People that I work with are often times surprised to learn that I am a HUGE techno-skeptic. I wasn't always this way, but experience has certainly proven over and over again that it is best to use the lowest form of technology when solving a problem. Just the other week I met with our science department head to devise a plan for having teachers sign up for different after school learning opportunities for a faculty meeting. I presented two solutions, one involving a Google form and one involving paper sign up sheets posted on the doors in our faculty meeting. I really encouraged her to consider selecting the option that involved the simplest form of technology-she ended up selecting the paper-based technology and this turned out to be an effective way for her to run registrations for the after school sessions.
I think this story has implications for many things we do in our schools and organizations. Just think of how many times we've applied overly sophisticated, complex and expensive solutions to solve fairly basic problems. In many cases we apply these complicated systems to solve human problems, which is recipe for disaster.

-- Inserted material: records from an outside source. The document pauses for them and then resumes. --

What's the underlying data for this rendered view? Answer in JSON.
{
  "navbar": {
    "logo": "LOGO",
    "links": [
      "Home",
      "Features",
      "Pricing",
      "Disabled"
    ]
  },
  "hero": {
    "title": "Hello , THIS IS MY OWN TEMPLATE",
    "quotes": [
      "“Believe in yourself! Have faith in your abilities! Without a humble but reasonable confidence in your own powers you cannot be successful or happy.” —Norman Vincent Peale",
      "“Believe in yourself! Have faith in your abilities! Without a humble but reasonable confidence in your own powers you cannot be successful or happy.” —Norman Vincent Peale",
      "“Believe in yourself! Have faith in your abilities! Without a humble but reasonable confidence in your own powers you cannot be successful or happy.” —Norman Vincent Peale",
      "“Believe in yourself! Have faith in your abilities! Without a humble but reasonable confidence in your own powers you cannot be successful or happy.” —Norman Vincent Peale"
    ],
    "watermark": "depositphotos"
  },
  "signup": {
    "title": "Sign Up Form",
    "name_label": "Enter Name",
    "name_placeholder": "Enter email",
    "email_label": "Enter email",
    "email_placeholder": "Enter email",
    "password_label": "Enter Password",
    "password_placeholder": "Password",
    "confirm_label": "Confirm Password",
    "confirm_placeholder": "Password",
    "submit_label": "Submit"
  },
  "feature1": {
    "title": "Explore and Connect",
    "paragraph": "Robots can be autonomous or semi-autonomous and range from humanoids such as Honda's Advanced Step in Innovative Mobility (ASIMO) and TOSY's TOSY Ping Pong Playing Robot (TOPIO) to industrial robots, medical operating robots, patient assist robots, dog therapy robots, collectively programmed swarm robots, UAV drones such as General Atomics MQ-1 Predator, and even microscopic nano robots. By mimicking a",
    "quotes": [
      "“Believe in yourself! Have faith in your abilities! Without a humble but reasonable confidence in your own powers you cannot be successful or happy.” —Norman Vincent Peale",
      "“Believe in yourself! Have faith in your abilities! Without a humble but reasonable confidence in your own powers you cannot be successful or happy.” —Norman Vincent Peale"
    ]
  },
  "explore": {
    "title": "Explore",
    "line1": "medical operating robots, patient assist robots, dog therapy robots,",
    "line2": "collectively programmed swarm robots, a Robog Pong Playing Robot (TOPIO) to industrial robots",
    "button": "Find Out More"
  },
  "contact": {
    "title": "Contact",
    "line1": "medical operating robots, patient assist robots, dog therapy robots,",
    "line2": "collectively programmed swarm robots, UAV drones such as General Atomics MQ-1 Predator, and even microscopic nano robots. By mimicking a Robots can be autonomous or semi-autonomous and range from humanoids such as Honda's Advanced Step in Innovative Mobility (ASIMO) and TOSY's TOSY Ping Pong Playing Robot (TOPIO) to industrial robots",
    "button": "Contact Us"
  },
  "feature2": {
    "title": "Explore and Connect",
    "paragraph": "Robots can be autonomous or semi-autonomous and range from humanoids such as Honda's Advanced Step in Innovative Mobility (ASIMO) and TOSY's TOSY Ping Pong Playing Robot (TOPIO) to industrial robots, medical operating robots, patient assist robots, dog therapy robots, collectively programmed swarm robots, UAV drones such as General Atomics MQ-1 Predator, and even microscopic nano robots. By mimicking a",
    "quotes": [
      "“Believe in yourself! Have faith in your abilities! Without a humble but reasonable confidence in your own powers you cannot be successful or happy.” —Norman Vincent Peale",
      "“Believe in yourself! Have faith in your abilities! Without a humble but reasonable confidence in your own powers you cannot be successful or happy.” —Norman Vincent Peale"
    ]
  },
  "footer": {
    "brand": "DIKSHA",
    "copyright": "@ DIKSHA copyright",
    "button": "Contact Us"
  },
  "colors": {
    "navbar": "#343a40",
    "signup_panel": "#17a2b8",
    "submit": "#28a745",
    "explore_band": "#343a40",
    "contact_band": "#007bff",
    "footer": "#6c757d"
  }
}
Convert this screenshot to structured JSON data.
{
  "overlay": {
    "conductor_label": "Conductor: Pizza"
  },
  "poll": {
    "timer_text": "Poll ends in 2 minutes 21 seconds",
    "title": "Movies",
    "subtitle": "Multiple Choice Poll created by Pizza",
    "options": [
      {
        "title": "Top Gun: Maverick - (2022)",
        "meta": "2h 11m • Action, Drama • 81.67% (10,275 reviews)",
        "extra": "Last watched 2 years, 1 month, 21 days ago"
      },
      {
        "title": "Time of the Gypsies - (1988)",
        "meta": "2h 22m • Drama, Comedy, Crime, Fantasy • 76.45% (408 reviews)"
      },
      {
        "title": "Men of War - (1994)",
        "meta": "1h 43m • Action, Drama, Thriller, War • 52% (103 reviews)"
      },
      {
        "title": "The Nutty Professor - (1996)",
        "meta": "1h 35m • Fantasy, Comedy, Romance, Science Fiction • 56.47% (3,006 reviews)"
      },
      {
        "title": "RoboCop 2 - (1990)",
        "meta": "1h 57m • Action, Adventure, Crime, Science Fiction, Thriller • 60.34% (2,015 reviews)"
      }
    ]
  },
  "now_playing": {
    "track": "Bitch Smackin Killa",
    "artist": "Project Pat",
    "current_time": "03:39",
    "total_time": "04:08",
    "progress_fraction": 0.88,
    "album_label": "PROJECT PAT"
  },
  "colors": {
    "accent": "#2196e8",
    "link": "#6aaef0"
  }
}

We end up using sledge hammers to swat mosquitoes when we don't make a good match between problems and solutions.